As the families of abuse victims at Hillcroft nursing home speak of their anger, Morecambe’s MP is fighting for a change in the law.
David Morris today called an emergency meeting of the Care Bill Committee to try to secure legislation that would mean care home managers could be found culpable in abuse cases.
An investigation by the Care Quality Commission is ongoing and Hillcroft remains under intense scrutiny. At present care home managers can’t be prosecuted retrospectively.
Chris Haywood, 37, from Lancaster, whose father Ken was abused, is set to appear on ITV1’s flagship daytime show This Morning on Friday, to share his story with the nation.

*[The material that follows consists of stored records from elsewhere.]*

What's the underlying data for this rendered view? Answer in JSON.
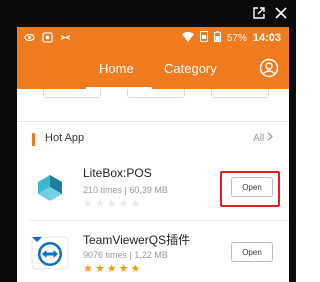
{
  "colors": {
    "accent": "#f07a1e",
    "highlight": "#e02020",
    "star_on": "#f39c12",
    "star_off": "#e8e8e8"
  },
  "window": {
    "icons": [
      "external-link-icon",
      "close-icon"
    ]
  },
  "status_bar": {
    "left_icons": [
      "eye-icon",
      "camera-icon",
      "antenna-icon"
    ],
    "right_icons": [
      "wifi-icon",
      "sim-icon",
      "battery-icon"
    ],
    "battery": "57%",
    "time": "14:03"
  },
  "header": {
    "tabs": [
      {
        "label": "Home",
        "active": true
      },
      {
        "label": "Category",
        "active": false
      }
    ],
    "profile_icon": "profile-icon"
  },
  "section": {
    "title": "Hot App",
    "all_label": "All"
  },
  "apps": [
    {
      "name": "LiteBox:POS",
      "meta": "210 times | 60,39 MB",
      "rating": 0,
      "button": "Open",
      "highlighted": true,
      "icon": "litebox-app-icon"
    },
    {
      "name": "TeamViewerQS插件",
      "meta": "9076 times | 1,22 MB",
      "rating": 5,
      "button": "Open",
      "highlighted": false,
      "icon": "teamviewer-app-icon"
    }
  ]
}
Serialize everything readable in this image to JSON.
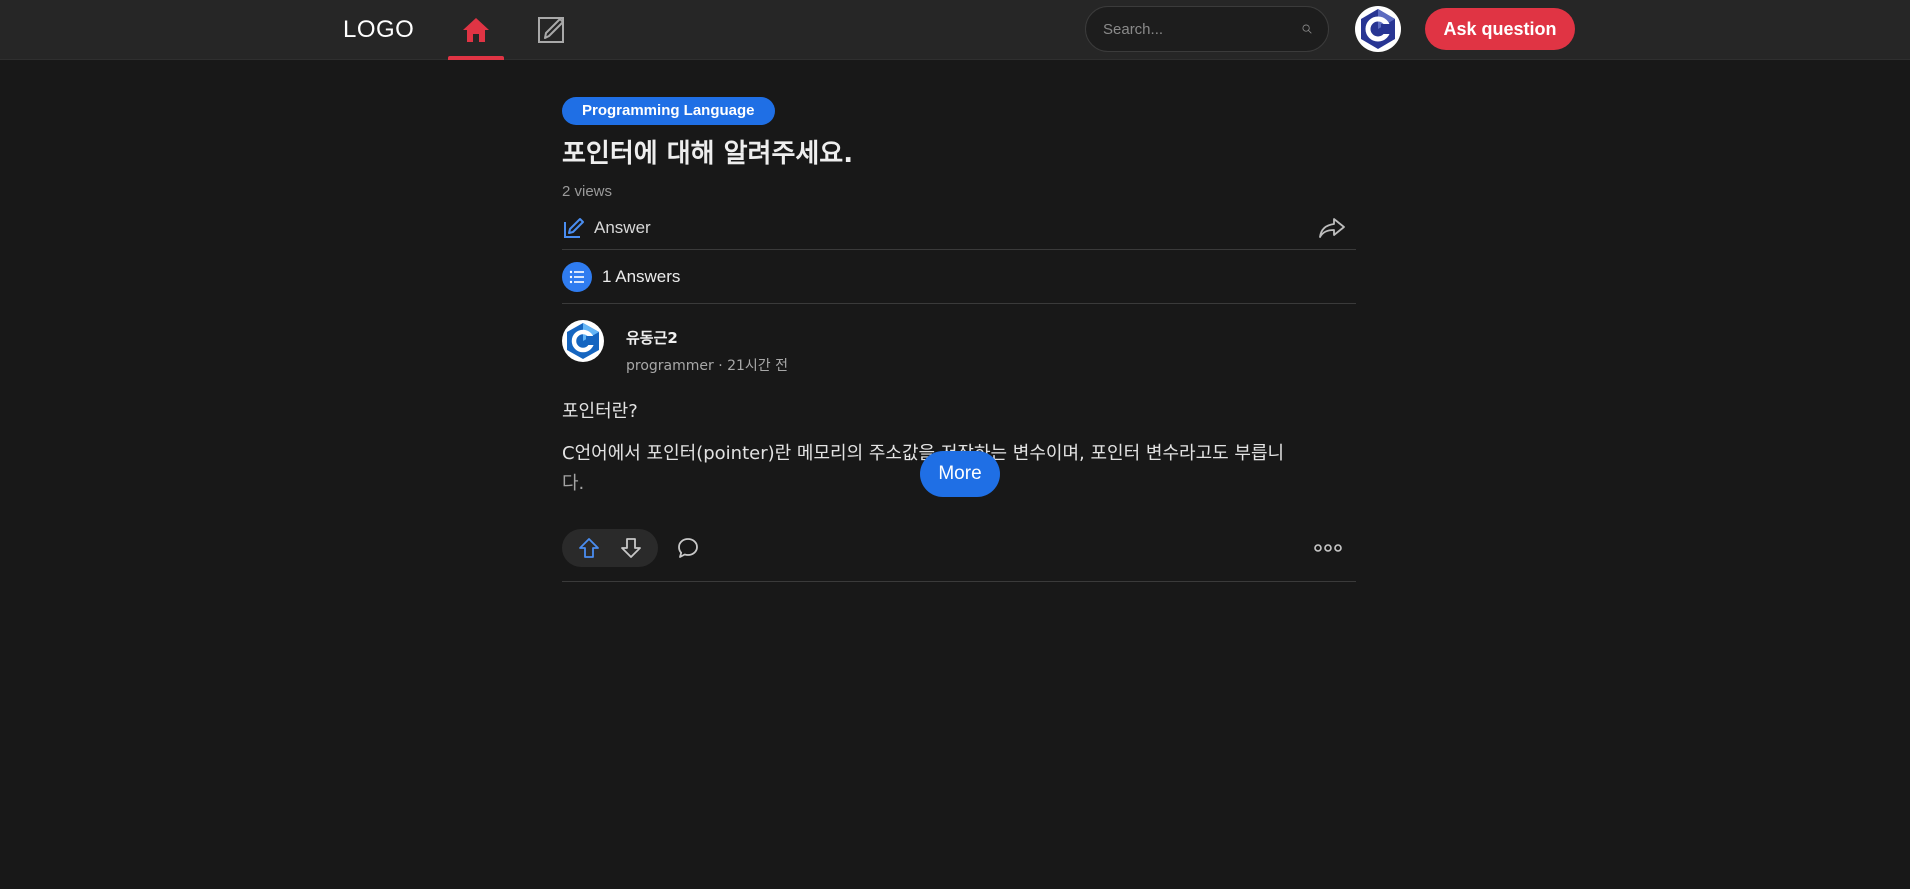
{
  "header": {
    "logo": "LOGO",
    "search_placeholder": "Search...",
    "ask_button": "Ask question",
    "active_color": "#e03444"
  },
  "question": {
    "category": "Programming Language",
    "title": "포인터에 대해 알려주세요.",
    "views": "2 views",
    "answer_label": "Answer"
  },
  "answers": {
    "count_label": "1 Answers",
    "items": [
      {
        "author": "유동근2",
        "meta": "programmer · 21시간 전",
        "paragraph1": "포인터란?",
        "paragraph2_line1": "C언어에서 포인터(pointer)란 메모리의 주소값을 저장하는 변수이며, 포인터 변수라고도 부릅니",
        "paragraph2_line2": "다.",
        "more_button": "More"
      }
    ]
  },
  "colors": {
    "accent_blue": "#1f6fe5",
    "accent_red": "#e03444",
    "background": "#181818",
    "topbar": "#262626"
  },
  "icons": {
    "home": "home-icon",
    "write": "edit-square-icon",
    "search": "search-icon",
    "share": "share-icon",
    "list": "list-icon",
    "upvote": "arrow-up-icon",
    "downvote": "arrow-down-icon",
    "comment": "comment-icon",
    "more": "more-horizontal-icon"
  }
}
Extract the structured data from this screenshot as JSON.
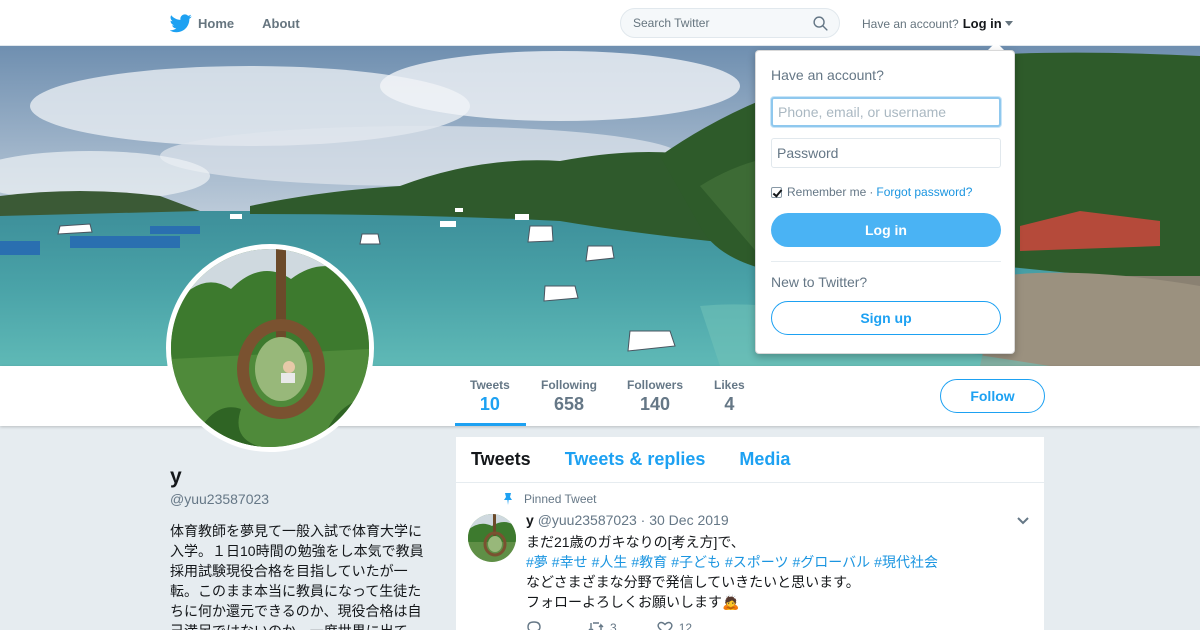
{
  "nav": {
    "home_label": "Home",
    "about_label": "About",
    "search_placeholder": "Search Twitter",
    "account_prompt": "Have an account?",
    "login_label": "Log in"
  },
  "profile": {
    "name": "y",
    "handle": "@yuu23587023",
    "bio": "体育教師を夢見て一般入試で体育大学に入学。１日10時間の勉強をし本気で教員採用試験現役合格を目指していたが一転。このまま本当に教員になって生徒たちに何か還元できるのか、現役合格は自己満足ではないのか。一度世界に出て"
  },
  "stats": [
    {
      "label": "Tweets",
      "value": "10"
    },
    {
      "label": "Following",
      "value": "658"
    },
    {
      "label": "Followers",
      "value": "140"
    },
    {
      "label": "Likes",
      "value": "4"
    }
  ],
  "follow_label": "Follow",
  "tabs": [
    {
      "label": "Tweets"
    },
    {
      "label": "Tweets & replies"
    },
    {
      "label": "Media"
    }
  ],
  "tweet": {
    "pinned_label": "Pinned Tweet",
    "author": "y",
    "handle": "@yuu23587023",
    "separator": "·",
    "date": "30 Dec 2019",
    "line1": "まだ21歳のガキなりの[考え方]で、",
    "hashtags": [
      "#夢",
      "#幸せ",
      "#人生",
      "#教育",
      "#子ども",
      "#スポーツ",
      "#グローバル",
      "#現代社会"
    ],
    "line3": "などさまざまな分野で発信していきたいと思います。",
    "line4": "フォローよろしくお願いします🙇",
    "reply_count": "",
    "retweet_count": "3",
    "like_count": "12"
  },
  "login_dropdown": {
    "title": "Have an account?",
    "username_placeholder": "Phone, email, or username",
    "password_placeholder": "Password",
    "remember_label": "Remember me",
    "separator": "·",
    "forgot_label": "Forgot password?",
    "login_button": "Log in",
    "new_prompt": "New to Twitter?",
    "signup_button": "Sign up"
  },
  "colors": {
    "accent": "#1da1f2",
    "login_button": "#4ab3f4",
    "background": "#e6ecf0"
  },
  "icons": [
    "twitter-bird-icon",
    "home-icon",
    "search-icon",
    "caret-down-icon",
    "pin-icon",
    "chevron-down-icon",
    "reply-icon",
    "retweet-icon",
    "like-icon"
  ]
}
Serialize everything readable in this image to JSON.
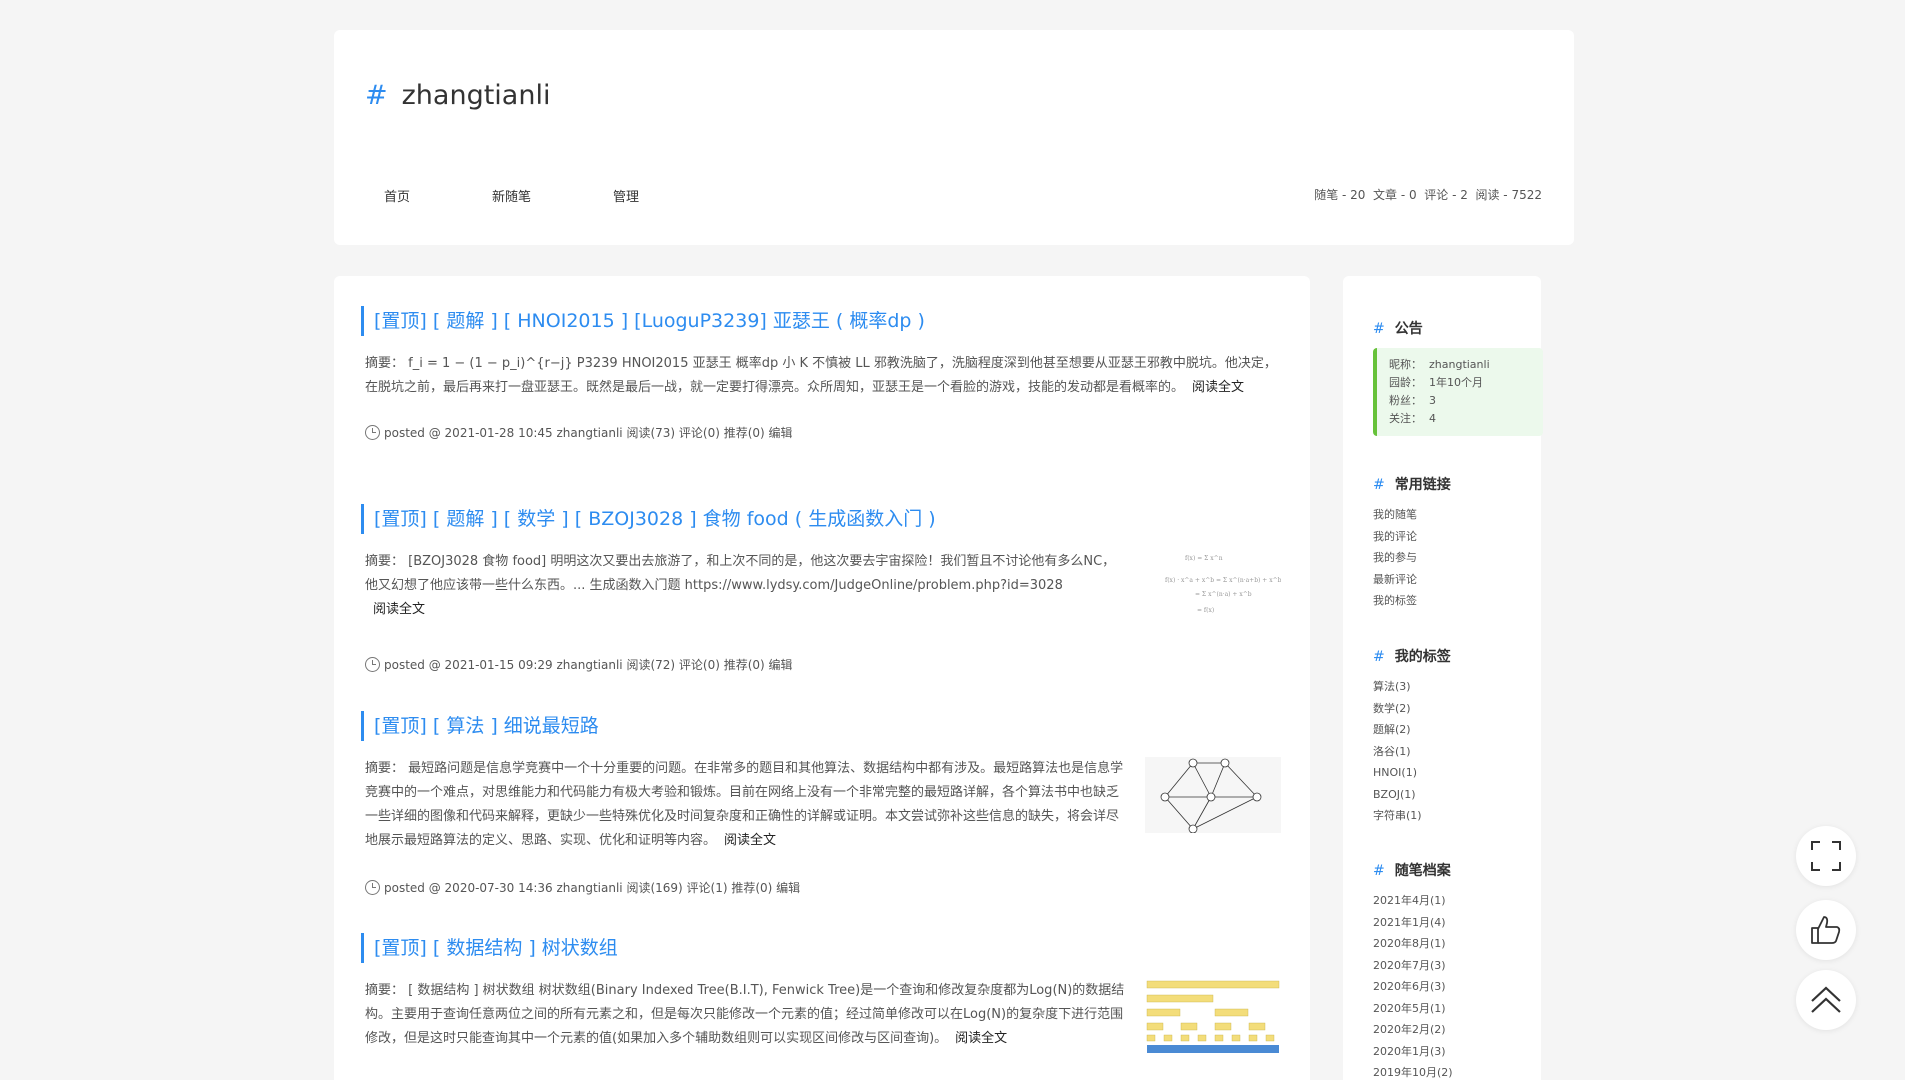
{
  "header": {
    "hash": "#",
    "blog_title": "zhangtianli",
    "nav": [
      "首页",
      "新随笔",
      "管理"
    ],
    "stats": "随笔 - 20  文章 - 0  评论 - 2  阅读 - 7522"
  },
  "posts": [
    {
      "title": "[置顶] [ 题解 ] [ HNOI2015 ] [LuoguP3239] 亚瑟王 ( 概率dp )",
      "summary": "摘要：  f_i = 1 − (1 − p_i)^{r−j}  P3239 HNOI2015 亚瑟王 概率dp 小 K 不慎被 LL 邪教洗脑了，洗脑程度深到他甚至想要从亚瑟王邪教中脱坑。他决定，在脱坑之前，最后再来打一盘亚瑟王。既然是最后一战，就一定要打得漂亮。众所周知，亚瑟王是一个看脸的游戏，技能的发动都是看概率的。",
      "more": "阅读全文",
      "meta": "posted @ 2021-01-28 10:45 zhangtianli 阅读(73) 评论(0) 推荐(0) 编辑"
    },
    {
      "title": "[置顶] [ 题解 ] [ 数学 ] [ BZOJ3028 ] 食物 food ( 生成函数入门 )",
      "summary": "摘要：  [BZOJ3028 食物 food] 明明这次又要出去旅游了，和上次不同的是，他这次要去宇宙探险！我们暂且不讨论他有多么NC，他又幻想了他应该带一些什么东西。... 生成函数入门题 https://www.lydsy.com/JudgeOnline/problem.php?id=3028",
      "more": "阅读全文",
      "meta": "posted @ 2021-01-15 09:29 zhangtianli 阅读(72) 评论(0) 推荐(0) 编辑"
    },
    {
      "title": "[置顶] [ 算法 ] 细说最短路",
      "summary": "摘要：  最短路问题是信息学竞赛中一个十分重要的问题。在非常多的题目和其他算法、数据结构中都有涉及。最短路算法也是信息学竞赛中的一个难点，对思维能力和代码能力有极大考验和锻炼。目前在网络上没有一个非常完整的最短路详解，各个算法书中也缺乏一些详细的图像和代码来解释，更缺少一些特殊优化及时间复杂度和正确性的详解或证明。本文尝试弥补这些信息的缺失，将会详尽地展示最短路算法的定义、思路、实现、优化和证明等内容。",
      "more": "阅读全文",
      "meta": "posted @ 2020-07-30 14:36 zhangtianli 阅读(169) 评论(1) 推荐(0) 编辑"
    },
    {
      "title": "[置顶] [ 数据结构 ] 树状数组",
      "summary": "摘要：  [ 数据结构 ] 树状数组 树状数组(Binary Indexed Tree(B.I.T), Fenwick Tree)是一个查询和修改复杂度都为Log(N)的数据结构。主要用于查询任意两位之间的所有元素之和，但是每次只能修改一个元素的值；经过简单修改可以在Log(N)的复杂度下进行范围修改，但是这时只能查询其中一个元素的值(如果加入多个辅助数组则可以实现区间修改与区间查询)。",
      "more": "阅读全文"
    }
  ],
  "sidebar": {
    "notice": {
      "heading": "公告",
      "rows": [
        {
          "k": "昵称：",
          "v": "zhangtianli"
        },
        {
          "k": "园龄：",
          "v": "1年10个月"
        },
        {
          "k": "粉丝：",
          "v": "3"
        },
        {
          "k": "关注：",
          "v": "4"
        }
      ]
    },
    "links": {
      "heading": "常用链接",
      "items": [
        "我的随笔",
        "我的评论",
        "我的参与",
        "最新评论",
        "我的标签"
      ]
    },
    "tags": {
      "heading": "我的标签",
      "items": [
        "算法(3)",
        "数学(2)",
        "题解(2)",
        "洛谷(1)",
        "HNOI(1)",
        "BZOJ(1)",
        "字符串(1)"
      ]
    },
    "archive": {
      "heading": "随笔档案",
      "items": [
        "2021年4月(1)",
        "2021年1月(4)",
        "2020年8月(1)",
        "2020年7月(3)",
        "2020年6月(3)",
        "2020年5月(1)",
        "2020年2月(2)",
        "2020年1月(3)",
        "2019年10月(2)"
      ]
    }
  },
  "floating_buttons": [
    "fullscreen-icon",
    "thumbs-up-icon",
    "back-to-top-icon"
  ],
  "colors": {
    "accent": "#2d8cf0",
    "notice_border": "#67c23a",
    "notice_bg": "#ecf9ec"
  }
}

He said: “The sentences were expected. I’m not pleased that anyone has gone to prison, there’s no celebration from my side, but justice has been done and we are happy to draw a line underneath it all.
“I’ve sat in a room with the Care Quality Commission and David Morris MP to discuss putting forward suggestions for the new Care Bill, which hasn’t been touched since 1940s. It would mean the owner of a care home could also go to prison.
“I haven’t received any apology from the owners of Hillcroft, of Carins, Pearson or Moore. Darren Smith apologised in court through his solicitor.
“All the families feel very aggrieved that we haven’t had that apology from Hillcroft’s owners.
“Katie Cairns, who stamped on my father’s foot, hasn’t made any apology whatsoever.
“People pay for care for their loved ones and, if you pay for a service and you don’t get it, you would expect to get your money back. We have had nothing back.
“We didn’t just not get the service we paid for, we got the opposite - our loved ones were abused.”
At the sentence hearing on Friday, Michael Rowlinson, the son of one of the abused patients, read out a statement.
He said: “What type of person treats others with such disrespect?
“My dad is a retired chartered surveyor and has been married to my mum for 57 years. By Christmas 2009, his Alzheimer’s got worse and it had become to difficult to care for him at home. In summer 2010 he moved into Hillcroft. In May 2012 we found out my dad had been subjected to abuse and humiliation.
“We don’t know how dad feels about it because of his illness but we know he would not have tolerated this type of behaviour if he had seen it happen to others.
“We feel angry that this could have been allowed to happen to dad and sorry that mum had to know about it.
“We hope that this sentence will reflect the crimes which have been committed against vulnerable people who couldn’t look after themselves.
“It seems clear that managers covered up the allegations and failed in their basic duty to provide safe care for residents. They have not been held accountable properly by the Care Quality Commission and it took an unacceptable length of time to involve the police.
“We are still waiting for formal apologies from the defendants and the directors of Hillcroft.”
In a victim impact statement read out in court, Amanda Broadbent, the daughter of one of the victims, described the devastation the revelations have had on the family.
She said: “We feel a huge amount of guilt. We moved my father to the home thinking it would be the best place for his care.
“He is an exceptional father and we love him dearly and we have found it very distressing to listen to the evidence given at the trial.
“I have struggled to sleep at night and find it difficult to understand what has happened and how somebody would treat someone in this way.”
Morecambe’s MP David Morris has called for the owners of the Hillcroft nursing home to apologise to the relatives of patients who were abused.